Thus, the cast of this recording is relatively unfamiliar in the West, and they represent some of the talented singers who were active in the Czech-speaking world in the mid-twentieth century. The two widows are performed by Maria Tauberová (Karolina) and Drahomira Tikalová (Anežka), with the Ladislav sung by Ivo Židek. As Karolina Tauberová’s voice is resonant, and her ringing tones stand in contrast to the deep bass of Eduard Haken in the role of Mumlal, Karolina’s gamekeeper. A challenge of this work is to arrive at two sopranos whose voices work well together in the title roles, and Tikalová worked well with Tauberová in various passages that require a close ensemble. If Tauberová’s upper range is sometimes a bit brighter than Tikalová’s, Tikalová has a distinct lower range that supports the duets. With the tenor role of Ladislav, Židek fits the character of the impetuous youth with this supple and ringing tone. The upper range conveys a sense of ease and fluidity that is necessary for the part of Ladislav, and his resonant technique emerges nicely in the duet with Mumlal in the fifth scene of the first act.
One of the strengths of the performance is the articulate and richly balanced chorus, which sets the tone at the opening of the opera in the harvest scene. The chorus has a warm sound and, even though the scoring is sometimes thick, they evince a welcome precision that brings out the sometimes angular rhythms. Likewise, the orchestra is supportive without dominating, and the string textures that are at the core of Smetana’s score, emerge clearly.

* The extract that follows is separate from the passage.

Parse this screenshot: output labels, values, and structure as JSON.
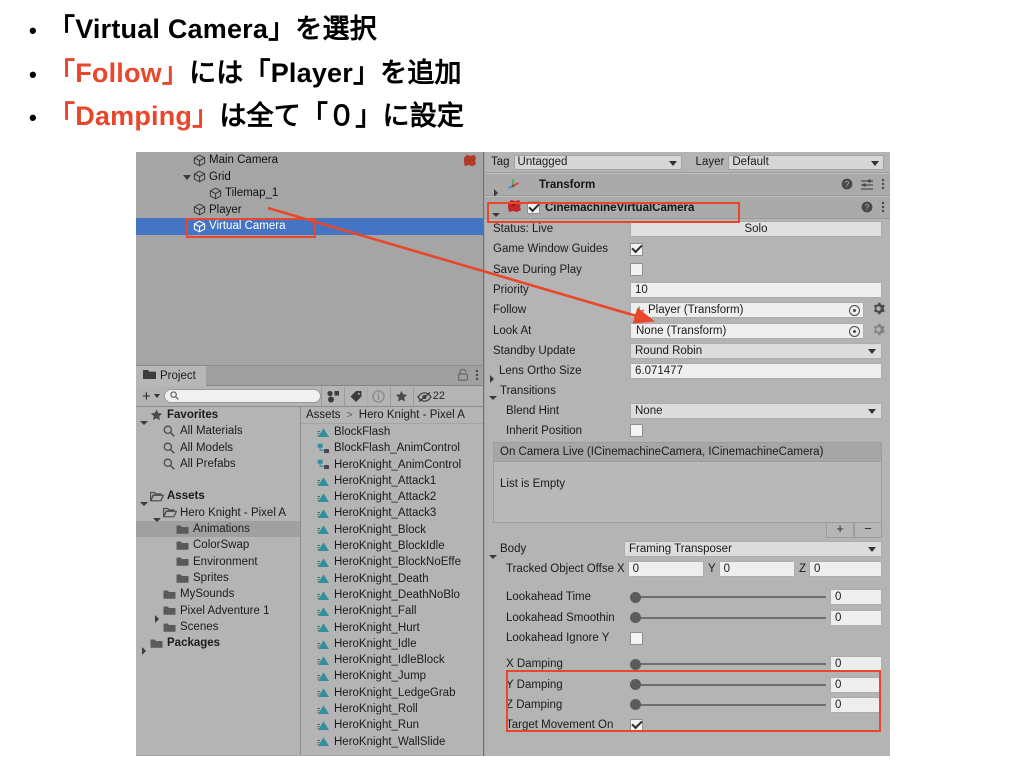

The CD release of this performance of this rarely heard opera makes available a work that demonstrates some aspects of Smetana’s work that are not found in The Bartered Bride. In a work that relies on various ensembles throughout to bring out the nuances of plot, The Two Widows stands apart from the folk-opera idiom associated with that earlier work and sometimes perceived popular operettas like The Merry Widow. Closer in style to some of the operas of Dvorak than other composers, The Two Widows deserves to be heard, and this fine performance from 1956 represents the score well, with its fine cast, chorus, and orchestra.
James L. Zychowicz